General Audience Abstract
Time series anomaly detection refers to the identification of any outliers or deviations present in a time series data. This technique could prove to be useful to mitigate any unplanned events by facilitating early maintenance. The first method proposed involves comparing an anomaly-free dataset with the time series of interest. The difference between these two time series are noted and the point with the highest difference will be considered to be an anomaly. The performance of this model was evaluated on a Rail road dataset and the cumuluative average Recall (how useful the predictions are) and average Precison (how accurate the predictions are) 93.5% and 55% respectively with an acceptable error range of 0.04 miles or 211 feet. The second method proposed involves extracting all segments in the anomaly-free dataset and grouping them according to their similarity. Here, a OCSVM is used to train these individual groups. OCSVM is a machine learning algorithm which learns to classify a data as either anomalous or normal.
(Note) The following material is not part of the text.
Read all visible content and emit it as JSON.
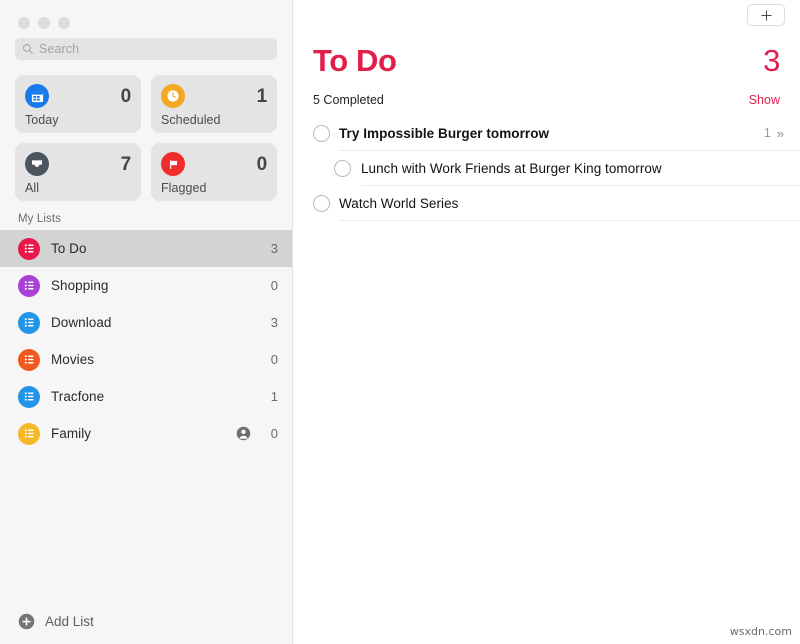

It is then coupled with the KDE which creates a distribution across all the anomalies and identifies the anomaly as one with a high distribution of predictions.The performance of this model was evaluated on a Rail road dataset and the cumulative average Recall and cumulative average Precision 74% and 57% respectively with an acceptable error range of 0.04 miles or 211 feet.
- Masters Theses